Natural de-stress & calming solution for pets

Clinical Trials

Clinical Trials

Study 1 – 28 dogs

Exeter University

Animal Behaviour Programme – Oct 2013

The study was carried out in 2013 on 28 stressed dogs and involved replicated, repeated, placebo controlled, double-blind tests, and heart rate monitoring.

The trial pitted Pet Remedy against the carrier agent for the product (obtained from an independent supplier) as a control. Focal animals received each treatment (control vs. active product) in randomized orders for a standardized time period with a gap between treatments of several days. Focal animals were filmed and their responses observed and scored by a researcher naïve to which treatment had been applied. They concentrated on dogs that had been diagnosed as ‘stressed’ by vets to maximize the chance of detecting an effect.

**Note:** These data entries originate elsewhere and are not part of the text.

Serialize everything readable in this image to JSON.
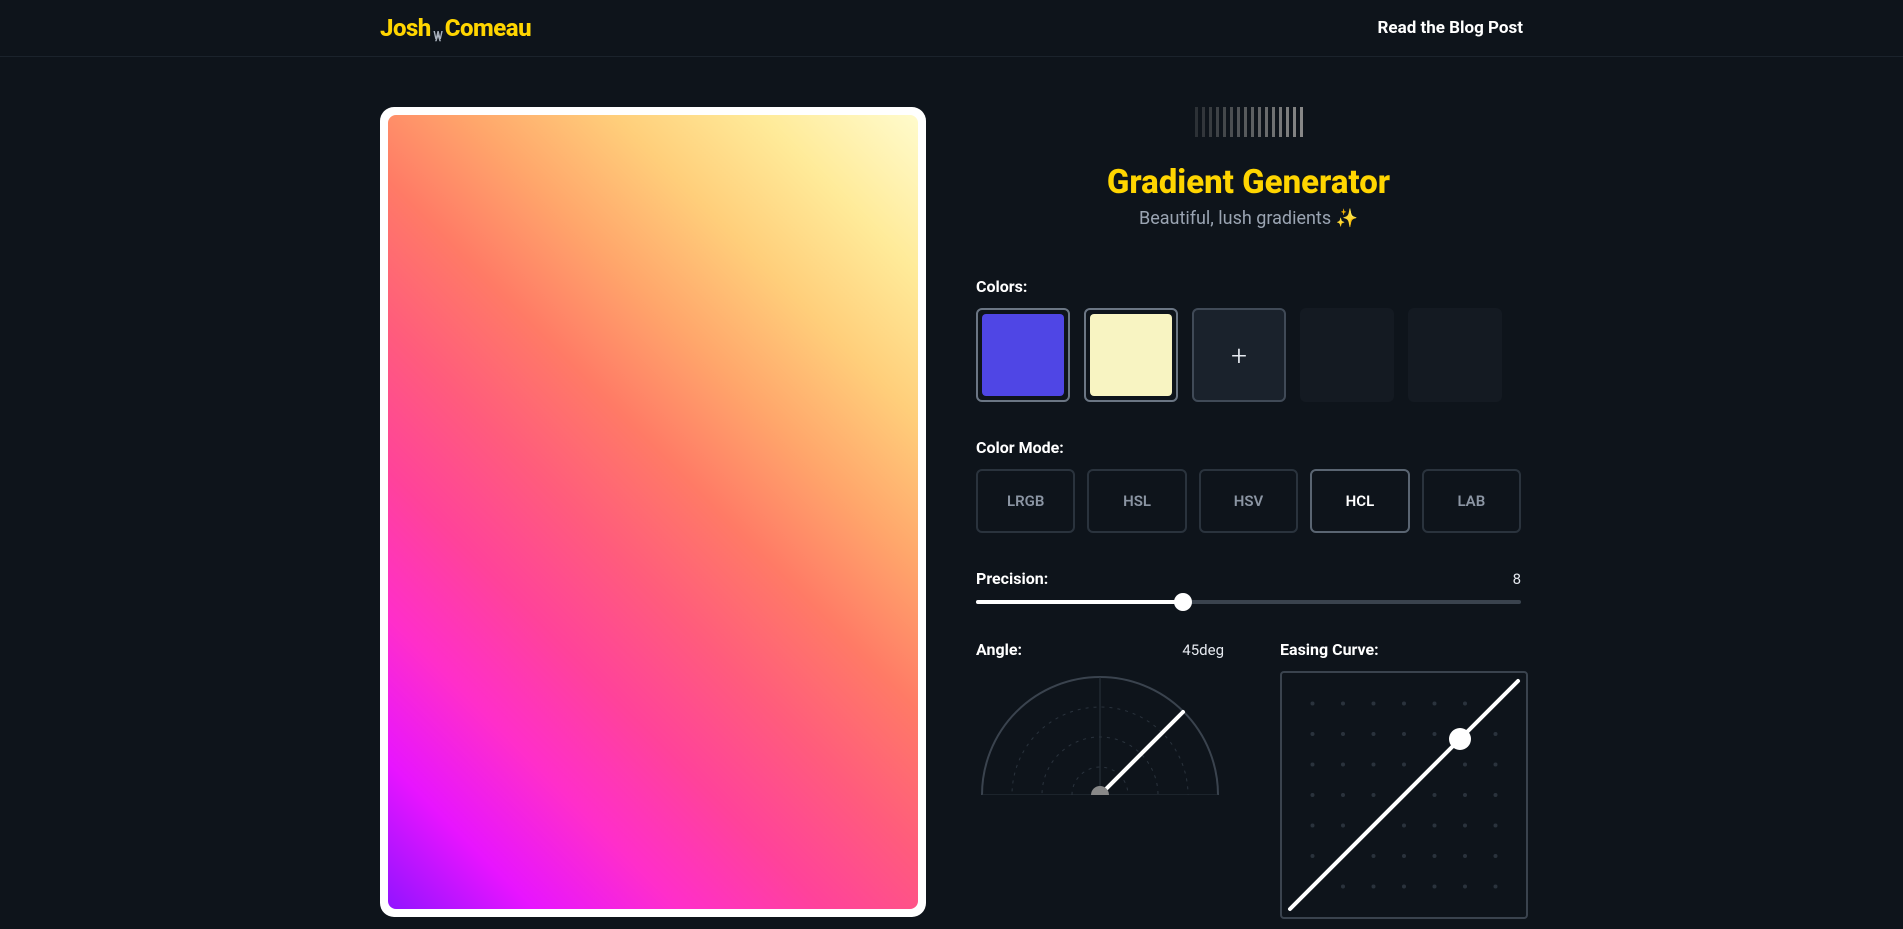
{
  "header": {
    "logo_part1": "Josh",
    "logo_w": "W",
    "logo_part2": "Comeau",
    "blog_link": "Read the Blog Post"
  },
  "title": {
    "heading": "Gradient Generator",
    "sub": "Beautiful, lush gradients ✨"
  },
  "colors": {
    "label": "Colors:",
    "swatches": [
      "#4F46E5",
      "#F8F4C2"
    ],
    "add_symbol": "+"
  },
  "modes": {
    "label": "Color Mode:",
    "options": [
      "LRGB",
      "HSL",
      "HSV",
      "HCL",
      "LAB"
    ],
    "active": "HCL"
  },
  "precision": {
    "label": "Precision:",
    "value": "8",
    "percent": 38
  },
  "angle": {
    "label": "Angle:",
    "value": "45deg"
  },
  "easing": {
    "label": "Easing Curve:"
  }
}
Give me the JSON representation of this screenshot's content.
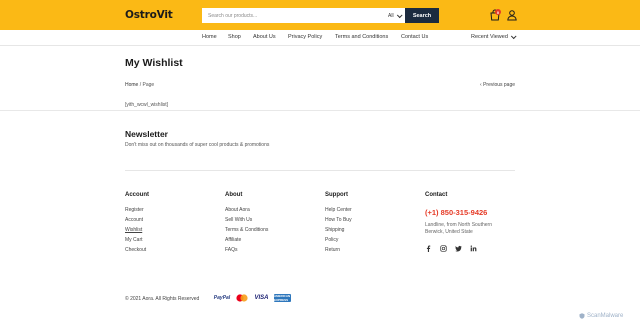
{
  "header": {
    "logo": "OstroVit",
    "search_placeholder": "Search our products...",
    "category": "All",
    "search_button": "Search",
    "cart_count": "0",
    "accent_color": "#fbb915",
    "search_button_color": "#1c2b3f",
    "icons": [
      "cart-icon",
      "user-icon",
      "chevron-down-icon"
    ]
  },
  "nav": {
    "items": [
      "Home",
      "Shop",
      "About Us",
      "Privacy Policy",
      "Terms and Conditions",
      "Contact Us"
    ],
    "recent": "Recent Viewed"
  },
  "page": {
    "title": "My Wishlist",
    "breadcrumb_home": "Home",
    "breadcrumb_sep": "/",
    "breadcrumb_current": "Page",
    "previous": "Previous page",
    "shortcode": "[yith_wcwl_wishlist]"
  },
  "newsletter": {
    "title": "Newsletter",
    "subtitle": "Don't miss out on thousands of super cool products & promotions"
  },
  "footer": {
    "account": {
      "title": "Account",
      "items": [
        "Register",
        "Account",
        "Wishlist",
        "My Cart",
        "Checkout"
      ]
    },
    "about": {
      "title": "About",
      "items": [
        "About Aora",
        "Sell With Us",
        "Terms & Conditions",
        "Affiliate",
        "FAQs"
      ]
    },
    "support": {
      "title": "Support",
      "items": [
        "Help Center",
        "How To Buy",
        "Shipping",
        "Policy",
        "Return"
      ]
    },
    "contact": {
      "title": "Contact",
      "phone": "(+1) 850-315-9426",
      "address": "Landline, from North Southern Berwick, United State",
      "phone_color": "#e53a26",
      "socials": [
        "facebook-icon",
        "instagram-icon",
        "twitter-icon",
        "linkedin-icon"
      ]
    },
    "copyright": "© 2021 Aora. All Rights Reserved",
    "payments": [
      "PayPal",
      "VISA",
      "AMERICAN EXPRESS"
    ]
  },
  "watermark": "ScanMalware"
}
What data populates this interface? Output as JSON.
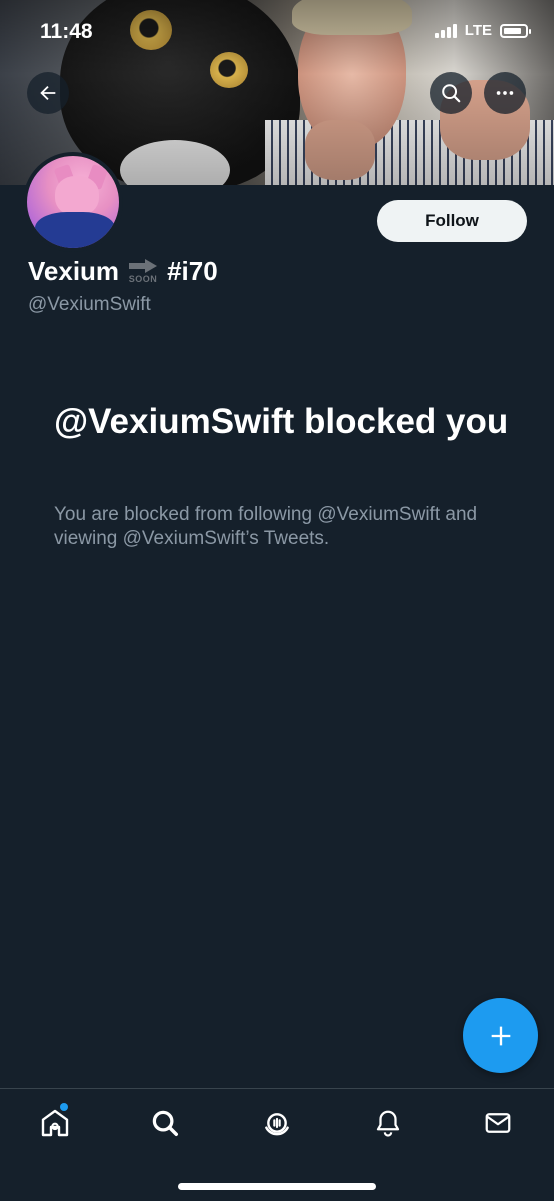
{
  "status_bar": {
    "time": "11:48",
    "network": "LTE",
    "battery_level": 0.85
  },
  "nav": {
    "back_icon": "arrow-left-icon",
    "search_icon": "search-icon",
    "more_icon": "more-horizontal-icon"
  },
  "profile": {
    "display_name": "Vexium",
    "emoji_text": "SOON",
    "name_suffix": "#i70",
    "handle": "@VexiumSwift",
    "follow_label": "Follow"
  },
  "blocked": {
    "title": "@VexiumSwift blocked you",
    "description": "You are blocked from following @VexiumSwift and viewing @VexiumSwift’s Tweets."
  },
  "fab": {
    "icon": "plus-icon"
  },
  "tabbar": {
    "items": [
      {
        "name": "home",
        "icon": "home-icon",
        "has_dot": true
      },
      {
        "name": "explore",
        "icon": "search-icon"
      },
      {
        "name": "spaces",
        "icon": "spaces-icon"
      },
      {
        "name": "notifications",
        "icon": "bell-icon"
      },
      {
        "name": "messages",
        "icon": "mail-icon"
      }
    ]
  },
  "colors": {
    "background": "#15202b",
    "accent": "#1d9bf0",
    "muted_text": "#8b98a5"
  }
}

Study 2 – 60 dogs

Animal Behaviour Centre, Manchester

Executive Summary Nov 2013

In this three-month long study, dogs with behavioural issues underwent a behavioural modification programme and alternately received Pet Remedy treatment and a placebo. Dogs on Pet Remedy in the first month were switched to placebo in the second month and then back to Pet Remedy in the final month, and vice-versa. The results of the trial are summarised below. As the dogs did not consistently receive the same treatment throughout the study, it is not possible to directly attribute the observed effects to the study treatment received in each month, however the results are consistent with Pet Remedy being an effective treatment.

A general improvement in behaviour and excitement levels across the three months was observed.

Between the first and second months, there was strong evidence of a difference in the average change in the behaviour scores and excitement levels for dogs on Pet remedy versus placebo in the second month. The majority of dogs on Pet Remedy in the second month saw an improvement in their behaviour and excitement levels compared with no evidence of a change for dogs on placebo. A highly statistically significant difference was also observed between the second and third months, with dogs on Pet Remedy in the third month having an improvement and dogs on placebo in the third month having a small decrease in both their behaviour scores and excitement levels on average. Looking across the entire period of the trial, dogs on Pet Remedy in the final month saw a greater improvement in their behaviour scores and excitement levels between the first and final month, on average, compared with dogs on placebo in the final month.

Study 3 – 66 dogs

Animal Behaviour Centre, Manchester

Executive Summary  – March 2014

In this three-month long study, 66 dogs with behavioural issues underwent a behavioural modification programme and received either Pet Remedy treatment or a placebo, by random assignment. The dogs remained on the same treatment throughout the study.

A general improvement in behaviour and decrease in excitement levels across the three months was observed. Highly statistically significant differences were observed between dogs on Pet Remedy and those on placebo. A greater improvement from baseline was seen for dogs on Pet Remedy compared with placebo after one, two and three months of follow-up, for both behaviour scores and excitement levels. The results are consistent with Pet Remedy being an effective treatment.

Sample size calculations were performed to estimate the likely numbers of dogs that were needed in the study to be able to show a statistically significant difference between Pet Remedy and the placebo treatments (in combination with behavioural therapy) in improving the dogs’ behaviour and excitement levels. Sixty-six dogs were recruited to the study and these were of varying breeds, ages, genders, etc. To avoid any issues with potential handler effects that could bias the study results, only one dog per handler was included in the study.

Each month, there were multiple occasions where the dogs received the placebo or Pet Remedy treatment and attended sessions with the trainers at the Animal Behaviour Centre (with continued work being carried out by their owners at home). At each session, the dogs worked through various set-exercises (including, for example, hand feeding, and door manners) plus additional dog-specific exercises according to their behavioural therapy, as appropriate.

Study 4 – 30 Cats

Exeter University – 2014 – Study underway

Animal Behaviour Programme – March 2014

Working with several big rescue centres and involves replicated, repeated, placebo controlled, double-blind tests, and faecal cortisol testing though Chester Zoo.

Please contact us if you would like a copy of these study papers.

Show Buttons
Hide Buttons